[Entries taken from a collection]
◇ ◇ ◇ ◇

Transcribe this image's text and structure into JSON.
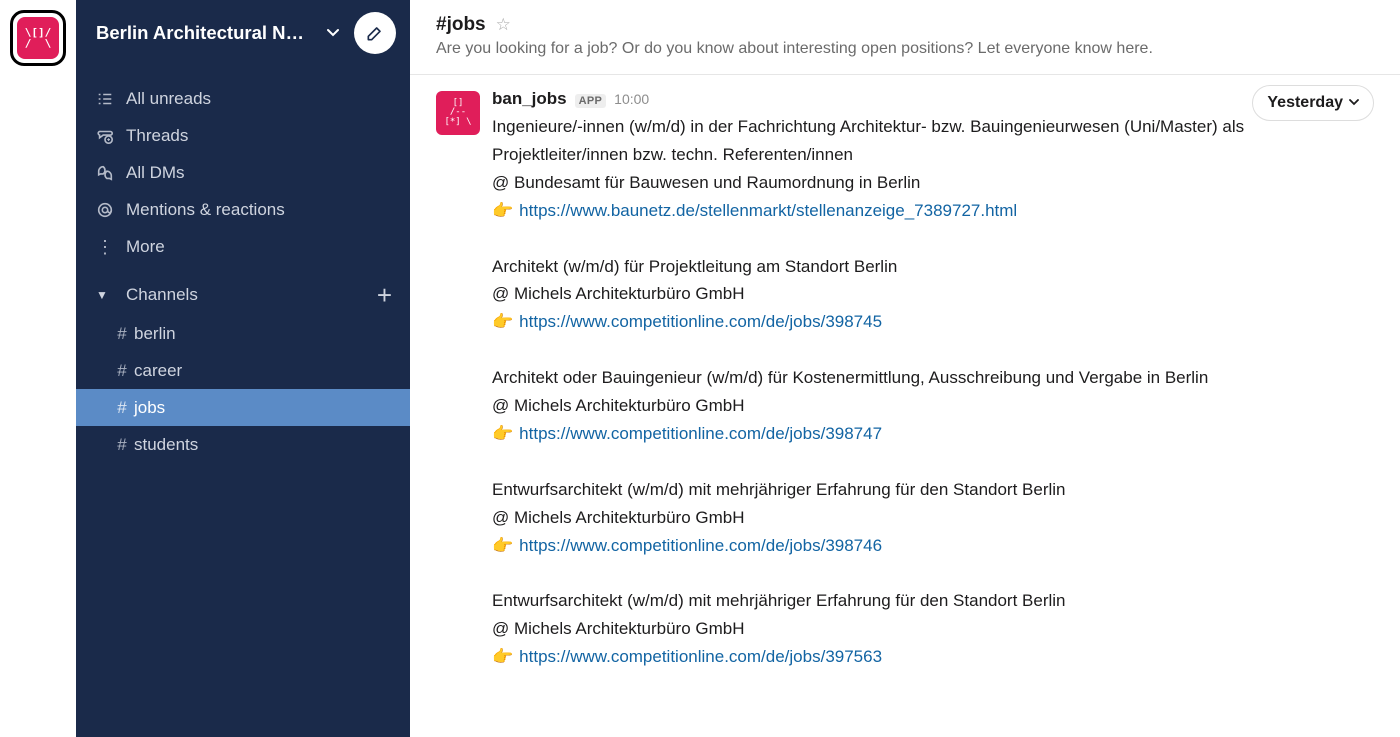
{
  "workspace": {
    "name": "Berlin Architectural N…",
    "logo_text": "\\[]/\n/ \\"
  },
  "sidebar": {
    "items": [
      {
        "id": "all-unreads",
        "label": "All unreads",
        "icon": "list"
      },
      {
        "id": "threads",
        "label": "Threads",
        "icon": "threads"
      },
      {
        "id": "all-dms",
        "label": "All DMs",
        "icon": "dms"
      },
      {
        "id": "mentions",
        "label": "Mentions & reactions",
        "icon": "mention"
      },
      {
        "id": "more",
        "label": "More",
        "icon": "dots"
      }
    ],
    "channels_header": "Channels",
    "channels": [
      {
        "name": "berlin",
        "active": false
      },
      {
        "name": "career",
        "active": false
      },
      {
        "name": "jobs",
        "active": true
      },
      {
        "name": "students",
        "active": false
      }
    ]
  },
  "channel_header": {
    "title": "#jobs",
    "description": "Are you looking for a job? Or do you know about interesting open positions? Let everyone know here."
  },
  "date_pill": "Yesterday",
  "message": {
    "author": "ban_jobs",
    "badge": "APP",
    "time": "10:00",
    "posts": [
      {
        "title": "Ingenieure/-innen (w/m/d) in der Fachrichtung Architektur- bzw. Bauingenieurwesen (Uni/Master) als Projektleiter/innen bzw. techn. Referenten/innen",
        "at": "@ Bundesamt für Bauwesen und Raumordnung in Berlin",
        "url": "https://www.baunetz.de/stellenmarkt/stellenanzeige_7389727.html"
      },
      {
        "title": "Architekt (w/m/d) für Projektleitung am Standort Berlin",
        "at": "@ Michels Architekturbüro GmbH",
        "url": "https://www.competitionline.com/de/jobs/398745"
      },
      {
        "title": "Architekt oder Bauingenieur (w/m/d) für Kostenermittlung, Ausschreibung und Vergabe in Berlin",
        "at": "@ Michels Architekturbüro GmbH",
        "url": "https://www.competitionline.com/de/jobs/398747"
      },
      {
        "title": "Entwurfsarchitekt (w/m/d) mit mehrjähriger Erfahrung für den Standort Berlin",
        "at": "@ Michels Architekturbüro GmbH",
        "url": "https://www.competitionline.com/de/jobs/398746"
      },
      {
        "title": "Entwurfsarchitekt (w/m/d) mit mehrjähriger Erfahrung für den Standort Berlin",
        "at": "@ Michels Architekturbüro GmbH",
        "url": "https://www.competitionline.com/de/jobs/397563"
      }
    ]
  }
}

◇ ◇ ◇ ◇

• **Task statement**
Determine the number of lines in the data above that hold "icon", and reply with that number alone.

• **Answer to this exercise**
5